Select your localized edition:

Close ×

More Ways to Connect

Discover one of our 28 local entrepreneurial communities »

Be the first to know as we launch in new countries and markets around the globe.

Interested in bringing MIT Technology Review to your local market?

MIT Technology ReviewMIT Technology Review - logo

 

Unsupported browser: Your browser does not meet modern web standards. See how it scores »

{ action.text }

Most U.S. utilities are currently piloting time-specific pricing schemes like the one in Germany, and Wong hopes that this will create a new market for the Joule: helping residential and small commercial consumers track price shifts. Many utilities are planning to break their residential rates into just a few categories–a level of complexity the Joule could handle. Southern California Edison (SCE), for example, plans just three pricing categories: off peak, regular peak, and critical peak (the latter likely limited to the hottest summer afternoons, when the grid is most at risk).

Wong says that on such days, the Joule could make a major difference. “If one home turns off their air conditioner, that’s one kilowatt. But if you get 1,000 homes, all of a sudden you’re talking about one megawatt.”

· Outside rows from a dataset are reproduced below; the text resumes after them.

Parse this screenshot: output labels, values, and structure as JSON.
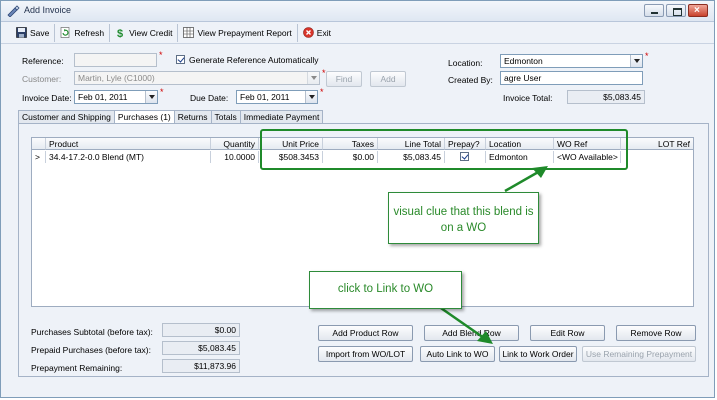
{
  "window": {
    "title": "Add Invoice",
    "icon": "invoice-pen-icon"
  },
  "toolbar": {
    "save": "Save",
    "refresh": "Refresh",
    "view_credit": "View Credit",
    "view_prepayment_report": "View Prepayment Report",
    "exit": "Exit"
  },
  "form": {
    "reference_label": "Reference:",
    "reference_value": "",
    "generate_reference_label": "Generate Reference Automatically",
    "generate_reference_checked": true,
    "customer_label": "Customer:",
    "customer_value": "Martin, Lyle (C1000)",
    "find_button": "Find",
    "add_button": "Add",
    "invoice_date_label": "Invoice Date:",
    "invoice_date_value": "Feb 01, 2011",
    "due_date_label": "Due Date:",
    "due_date_value": "Feb 01, 2011",
    "location_label": "Location:",
    "location_value": "Edmonton",
    "created_by_label": "Created By:",
    "created_by_value": "agre User",
    "invoice_total_label": "Invoice Total:",
    "invoice_total_value": "$5,083.45"
  },
  "tabs": [
    {
      "label": "Customer and Shipping",
      "active": false
    },
    {
      "label": "Purchases (1)",
      "active": true
    },
    {
      "label": "Returns",
      "active": false
    },
    {
      "label": "Totals",
      "active": false
    },
    {
      "label": "Immediate Payment",
      "active": false
    }
  ],
  "grid": {
    "columns": [
      "Product",
      "Quantity",
      "Unit Price",
      "Taxes",
      "Line Total",
      "Prepay?",
      "Location",
      "WO Ref",
      "LOT Ref"
    ],
    "rows": [
      {
        "indicator": ">",
        "product": "34.4-17.2-0.0 Blend (MT)",
        "quantity": "10.0000",
        "unit_price": "$508.3453",
        "taxes": "$0.00",
        "line_total": "$5,083.45",
        "prepay": true,
        "location": "Edmonton",
        "wo_ref": "<WO Available>",
        "lot_ref": ""
      }
    ]
  },
  "summary": {
    "purchases_subtotal_label": "Purchases Subtotal (before tax):",
    "purchases_subtotal_value": "$0.00",
    "prepaid_purchases_label": "Prepaid Purchases (before tax):",
    "prepaid_purchases_value": "$5,083.45",
    "prepayment_remaining_label": "Prepayment Remaining:",
    "prepayment_remaining_value": "$11,873.96"
  },
  "actions": {
    "add_product_row": "Add Product Row",
    "add_blend_row": "Add Blend Row",
    "edit_row": "Edit Row",
    "remove_row": "Remove Row",
    "import_from_wo_lot": "Import from WO/LOT",
    "auto_link_to_wo": "Auto Link to WO",
    "link_to_work_order": "Link to Work Order",
    "use_remaining_prepayment": "Use Remaining Prepayment"
  },
  "annotations": {
    "visual_clue_text": "visual clue that this blend is on a WO",
    "click_link_text": "click to Link to WO",
    "color": "#1f8a2a"
  },
  "colors": {
    "required_marker": "#d00000",
    "annotation_green": "#1f8a2a"
  }
}
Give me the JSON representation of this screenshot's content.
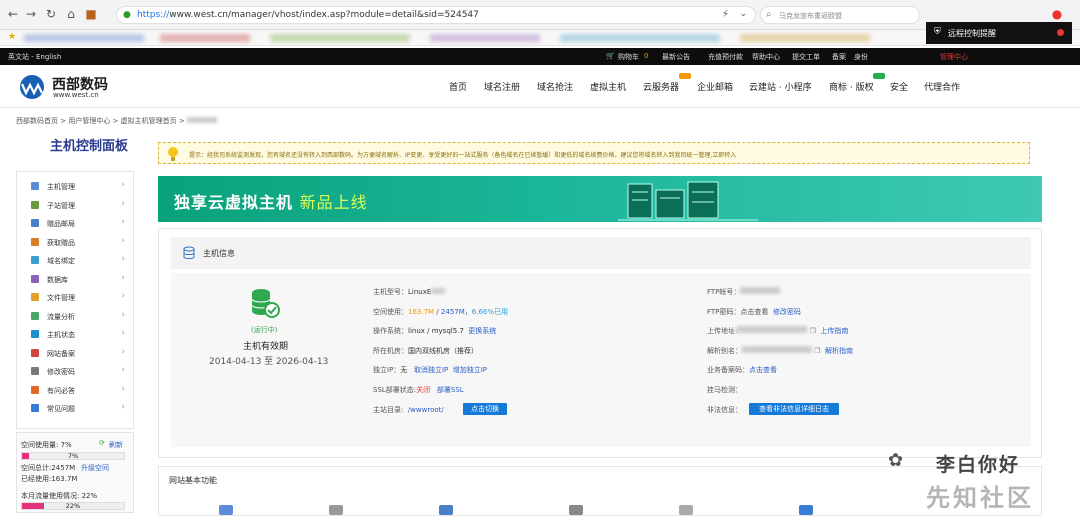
{
  "browser": {
    "url_protocol": "https://",
    "url_rest": "www.west.cn/manager/vhost/index.asp?module=detail&sid=524547",
    "search_text": "马克龙宣布重返欧盟"
  },
  "remote_popup": {
    "label": "远程控制提醒"
  },
  "topbar": {
    "lang": "英文站 - English",
    "cart": "购物车",
    "cart_count": "0",
    "notice": "最新公告",
    "recharge": "充值预付款",
    "help": "帮助中心",
    "ticket": "提交工单",
    "note": "备案",
    "identity": "身份",
    "manage": "管理中心"
  },
  "header": {
    "logo_name": "西部数码",
    "logo_url": "www.west.cn",
    "nav": [
      "首页",
      "域名注册",
      "域名抢注",
      "虚拟主机",
      "云服务器",
      "企业邮箱",
      "云建站 · 小程序",
      "商标 · 版权",
      "安全",
      "代理合作"
    ]
  },
  "breadcrumb": [
    "西部数码首页",
    "用户管理中心",
    "虚拟主机管理首页"
  ],
  "sidebar": {
    "title": "主机控制面板",
    "items": [
      "主机管理",
      "子站管理",
      "赠品邮局",
      "获取赠品",
      "域名绑定",
      "数据库",
      "文件管理",
      "流量分析",
      "主机状态",
      "网站备案",
      "修改密码",
      "有问必答",
      "常见问题"
    ],
    "colors": [
      "#5b8bd9",
      "#6a9a3a",
      "#4a7fc8",
      "#d67c2a",
      "#3aa0d0",
      "#8a63b8",
      "#e2a12a",
      "#4aa66a",
      "#1f8fd0",
      "#d14444",
      "#7a7a7a",
      "#e06a2a",
      "#3a7bd5"
    ]
  },
  "usage": {
    "space_used_label": "空间使用量: 7%",
    "refresh": "刷新",
    "space_pct": "7%",
    "space_total": "空间总计:2457M",
    "upgrade": "升级空间",
    "space_used": "已经使用:163.7M",
    "traffic_label": "本月流量使用情况: 22%",
    "traffic_pct": "22%",
    "space_fraction": 0.07,
    "traffic_fraction": 0.22
  },
  "tip": {
    "text": "提示：经我司系统监测发现，您有域名还没有转入到西部数码。为方便域名解析、IP变更、享受更好的一站式服务（备色域名在已续暂缓）和更低的域名续费价格，建议您将域名转入到我司统一管理,立即转入"
  },
  "banner": {
    "title": "独享云虚拟主机",
    "subtitle": "新品上线"
  },
  "host": {
    "panel_title": "主机信息",
    "status": "(运行中)",
    "valid_label": "主机有效期",
    "valid_range": "2014-04-13 至 2026-04-13",
    "model_label": "主机型号：",
    "model_value": "LinuxE",
    "space_label": "空间使用：",
    "space_used": "163.7M",
    "space_total": "2457M",
    "space_pct": "6.66%已用",
    "os_label": "操作系统：",
    "os_value": "linux / mysql5.7",
    "os_link": "更换系统",
    "room_label": "所在机房：",
    "room_value": "国内双线机房（推荐）",
    "ip_label": "独立IP：",
    "ip_value": "无",
    "ip_link1": "取消独立IP",
    "ip_link2": "增加独立IP",
    "ssl_label": "SSL部署状态:",
    "ssl_value": "关闭",
    "ssl_link": "部署SSL",
    "dir_label": "主站目录:",
    "dir_value": "/wwwroot/",
    "dir_btn": "点击切换",
    "ftp_label": "FTP帐号：",
    "ftp_pwd_label": "FTP密码：",
    "ftp_pwd_link1": "点击查看",
    "ftp_pwd_link2": "修改密码",
    "upload_label": "上传地址:",
    "upload_link": "上传指南",
    "alias_label": "解析别名：",
    "alias_link": "解析指南",
    "biz_label": "业务备案码：",
    "biz_link": "点击查看",
    "hang_label": "挂马检测：",
    "illegal_label": "非法信息：",
    "illegal_btn": "查看非法信息详细日志"
  },
  "basic": {
    "title": "网站基本功能"
  },
  "watermark": {
    "line1": "李白你好",
    "line2": "先知社区"
  }
}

Ambient and ConsumerPowerline, however, will soon face competition thanks to new utility-installed meters that will use the cellular-telephone network and Wi-Fi, rather than satellites, to relay pricing information. SCE’s $1.7 billion SmartConnect program, for example, aims to install smart meters in five million southern California homes and businesses between 2009 and 2012.

Paul De Martini, who directs the SmartConnect program, says that the meters will communicate with the utility via the cellular network, then broadcast pricing and local power-consumption information to home networks, probably using a low-power form of Wi-Fi called ZigBee. De Martini says that at least 20 companies, including giants such as General Electric, are developing ZigBee-enabled devices to pick up, interpret, and display that information. De Martini’s team at SCE has assembled a device of its own: a battery-powered ZigBee refrigerator magnet with green, orange, and red LEDs that represent off-peak, normal-peak, and critical-peak pricing. A commercial version of such a device could be cheap enough to give away.

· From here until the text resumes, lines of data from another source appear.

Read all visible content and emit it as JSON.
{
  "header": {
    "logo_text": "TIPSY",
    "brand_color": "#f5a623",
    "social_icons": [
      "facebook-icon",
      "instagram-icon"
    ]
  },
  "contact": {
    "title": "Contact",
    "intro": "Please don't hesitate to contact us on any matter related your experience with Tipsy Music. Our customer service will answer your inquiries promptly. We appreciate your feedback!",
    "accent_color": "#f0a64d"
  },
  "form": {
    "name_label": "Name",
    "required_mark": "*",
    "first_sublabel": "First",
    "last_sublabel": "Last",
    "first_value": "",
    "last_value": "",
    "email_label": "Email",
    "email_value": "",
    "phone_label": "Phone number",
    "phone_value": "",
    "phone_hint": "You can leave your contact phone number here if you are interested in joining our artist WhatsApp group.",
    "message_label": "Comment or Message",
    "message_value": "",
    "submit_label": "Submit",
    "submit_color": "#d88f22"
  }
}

De Martini thinks that an even more effective means of encouraging conservation will be devices that display household power consumption in real time. “The thing that really works well for people is when they can see it dynamically, kind of like when you’re at the gas pump and you can see how much it’s costing you as the dial clicks around,” he says. That dynamic view, he predicts, will not only shift consumption from peak to off peak, but it will actually reduce total power consumption.

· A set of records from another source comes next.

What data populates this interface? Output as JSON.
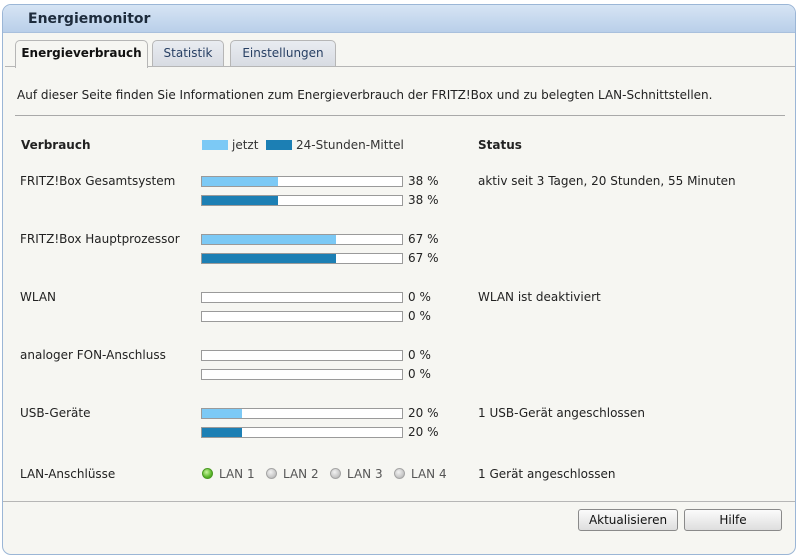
{
  "window": {
    "title": "Energiemonitor"
  },
  "tabs": [
    {
      "label": "Energieverbrauch",
      "active": true
    },
    {
      "label": "Statistik",
      "active": false
    },
    {
      "label": "Einstellungen",
      "active": false
    }
  ],
  "intro": "Auf dieser Seite finden Sie Informationen zum Energieverbrauch der FRITZ!Box und zu belegten LAN-Schnittstellen.",
  "headers": {
    "verbrauch": "Verbrauch",
    "status": "Status"
  },
  "legend": {
    "now_label": "jetzt",
    "avg_label": "24-Stunden-Mittel",
    "now_color": "#7cc9f5",
    "avg_color": "#1c7fb4"
  },
  "rows": [
    {
      "label": "FRITZ!Box Gesamtsystem",
      "now_pct": 38,
      "now_text": "38 %",
      "avg_pct": 38,
      "avg_text": "38 %",
      "status": "aktiv seit 3 Tagen, 20 Stunden, 55 Minuten"
    },
    {
      "label": "FRITZ!Box Hauptprozessor",
      "now_pct": 67,
      "now_text": "67 %",
      "avg_pct": 67,
      "avg_text": "67 %",
      "status": ""
    },
    {
      "label": "WLAN",
      "now_pct": 0,
      "now_text": "0 %",
      "avg_pct": 0,
      "avg_text": "0 %",
      "status": "WLAN ist deaktiviert"
    },
    {
      "label": "analoger FON-Anschluss",
      "now_pct": 0,
      "now_text": "0 %",
      "avg_pct": 0,
      "avg_text": "0 %",
      "status": ""
    },
    {
      "label": "USB-Geräte",
      "now_pct": 20,
      "now_text": "20 %",
      "avg_pct": 20,
      "avg_text": "20 %",
      "status": "1 USB-Gerät angeschlossen"
    }
  ],
  "lan": {
    "label": "LAN-Anschlüsse",
    "ports": [
      {
        "name": "LAN 1",
        "connected": true
      },
      {
        "name": "LAN 2",
        "connected": false
      },
      {
        "name": "LAN 3",
        "connected": false
      },
      {
        "name": "LAN 4",
        "connected": false
      }
    ],
    "status": "1 Gerät angeschlossen"
  },
  "buttons": {
    "refresh": "Aktualisieren",
    "help": "Hilfe"
  }
}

Ambient and ConsumerPowerline may survive by incorporating ZigBee into their own devices. But Wong says that his company won’t make that move unless this winter’s pilot test proves that the Joule display motivates enough negawatts. “We know there will be a behavioral response,” he says, “but we need to understand the full value of that behavioral response.”

1 comment. Share your thoughts »

Credit: Sal Graceffa Photography

Tagged: Energy, energy, electronic gadgets

Reprints and Permissions | Send feedback to the editor

From the Archives

Close

Introducing MIT Technology Review Insider.

Already a Magazine subscriber?

You're automatically an Insider. It's easy to activate or upgrade your account.

Activate Your Account

Become an Insider

It's the new way to subscribe. Get even more of the tech news, research, and discoveries you crave.

Sign Up

Learn More

Find out why MIT Technology Review Insider is for you and explore your options.

Show Me